--- Source records ---
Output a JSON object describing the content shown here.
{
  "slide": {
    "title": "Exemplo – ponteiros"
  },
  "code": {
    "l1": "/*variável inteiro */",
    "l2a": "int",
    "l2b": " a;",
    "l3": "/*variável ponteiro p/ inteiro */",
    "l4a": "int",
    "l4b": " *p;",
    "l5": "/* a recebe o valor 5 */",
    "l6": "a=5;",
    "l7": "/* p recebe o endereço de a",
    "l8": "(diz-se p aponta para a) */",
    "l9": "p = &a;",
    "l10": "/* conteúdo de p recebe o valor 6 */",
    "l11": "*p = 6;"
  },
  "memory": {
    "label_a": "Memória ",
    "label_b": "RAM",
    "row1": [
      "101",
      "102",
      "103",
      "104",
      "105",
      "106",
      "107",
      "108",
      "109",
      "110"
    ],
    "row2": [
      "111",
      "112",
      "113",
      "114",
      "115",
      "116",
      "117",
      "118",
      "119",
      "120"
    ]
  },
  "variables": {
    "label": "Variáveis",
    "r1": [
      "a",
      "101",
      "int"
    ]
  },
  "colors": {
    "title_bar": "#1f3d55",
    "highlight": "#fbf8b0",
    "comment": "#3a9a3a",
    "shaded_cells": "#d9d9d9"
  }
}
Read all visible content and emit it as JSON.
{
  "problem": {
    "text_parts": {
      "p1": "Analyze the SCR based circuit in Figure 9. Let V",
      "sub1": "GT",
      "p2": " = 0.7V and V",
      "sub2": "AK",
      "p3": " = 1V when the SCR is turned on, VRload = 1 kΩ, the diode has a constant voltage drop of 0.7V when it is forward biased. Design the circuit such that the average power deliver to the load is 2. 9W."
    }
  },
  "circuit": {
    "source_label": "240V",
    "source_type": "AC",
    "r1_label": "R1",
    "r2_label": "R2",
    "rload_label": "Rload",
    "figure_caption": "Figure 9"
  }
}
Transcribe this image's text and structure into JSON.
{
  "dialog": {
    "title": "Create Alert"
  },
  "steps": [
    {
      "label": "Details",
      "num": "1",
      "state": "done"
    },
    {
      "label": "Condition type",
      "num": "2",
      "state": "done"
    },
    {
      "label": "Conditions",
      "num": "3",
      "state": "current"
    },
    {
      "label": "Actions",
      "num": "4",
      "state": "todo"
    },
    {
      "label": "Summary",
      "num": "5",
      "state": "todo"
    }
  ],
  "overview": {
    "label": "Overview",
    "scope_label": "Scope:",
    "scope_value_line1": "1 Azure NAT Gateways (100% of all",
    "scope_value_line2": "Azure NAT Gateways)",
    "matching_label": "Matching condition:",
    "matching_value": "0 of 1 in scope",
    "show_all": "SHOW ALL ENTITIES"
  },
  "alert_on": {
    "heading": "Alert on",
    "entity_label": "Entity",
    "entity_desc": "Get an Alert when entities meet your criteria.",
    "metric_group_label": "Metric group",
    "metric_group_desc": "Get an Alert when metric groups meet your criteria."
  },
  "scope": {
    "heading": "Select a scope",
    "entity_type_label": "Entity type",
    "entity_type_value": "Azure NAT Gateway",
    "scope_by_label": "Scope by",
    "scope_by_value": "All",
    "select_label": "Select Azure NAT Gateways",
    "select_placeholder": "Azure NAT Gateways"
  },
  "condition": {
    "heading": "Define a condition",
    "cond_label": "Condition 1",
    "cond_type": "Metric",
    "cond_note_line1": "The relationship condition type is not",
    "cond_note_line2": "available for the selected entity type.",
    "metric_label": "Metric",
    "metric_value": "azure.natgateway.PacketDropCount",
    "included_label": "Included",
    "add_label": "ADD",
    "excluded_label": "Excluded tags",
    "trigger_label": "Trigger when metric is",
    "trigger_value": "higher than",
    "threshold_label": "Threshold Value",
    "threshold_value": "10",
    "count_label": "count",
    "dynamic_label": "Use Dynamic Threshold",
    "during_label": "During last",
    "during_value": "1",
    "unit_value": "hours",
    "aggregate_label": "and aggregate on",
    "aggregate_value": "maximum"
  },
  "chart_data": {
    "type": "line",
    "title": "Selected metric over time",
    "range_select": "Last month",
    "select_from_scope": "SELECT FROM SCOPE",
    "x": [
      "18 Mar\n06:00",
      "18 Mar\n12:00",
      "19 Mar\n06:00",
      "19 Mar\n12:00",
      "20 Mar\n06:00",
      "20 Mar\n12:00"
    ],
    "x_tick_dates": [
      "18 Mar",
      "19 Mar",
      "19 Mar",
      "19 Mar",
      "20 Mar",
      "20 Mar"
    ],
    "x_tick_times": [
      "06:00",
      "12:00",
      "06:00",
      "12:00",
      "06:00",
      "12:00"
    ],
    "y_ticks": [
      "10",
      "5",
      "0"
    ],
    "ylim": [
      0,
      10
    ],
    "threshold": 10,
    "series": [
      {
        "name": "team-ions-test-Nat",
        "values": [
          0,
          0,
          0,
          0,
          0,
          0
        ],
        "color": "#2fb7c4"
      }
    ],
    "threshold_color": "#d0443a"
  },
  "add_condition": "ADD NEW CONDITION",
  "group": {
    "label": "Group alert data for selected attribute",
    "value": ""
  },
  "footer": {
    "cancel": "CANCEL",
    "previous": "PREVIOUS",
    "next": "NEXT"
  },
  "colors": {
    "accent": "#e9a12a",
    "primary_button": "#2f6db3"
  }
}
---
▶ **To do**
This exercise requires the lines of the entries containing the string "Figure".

▶ **Problem solution**
      "p1": "Analyze the SCR based circuit in Figure 9. Let V",
    "figure_caption": "Figure 9"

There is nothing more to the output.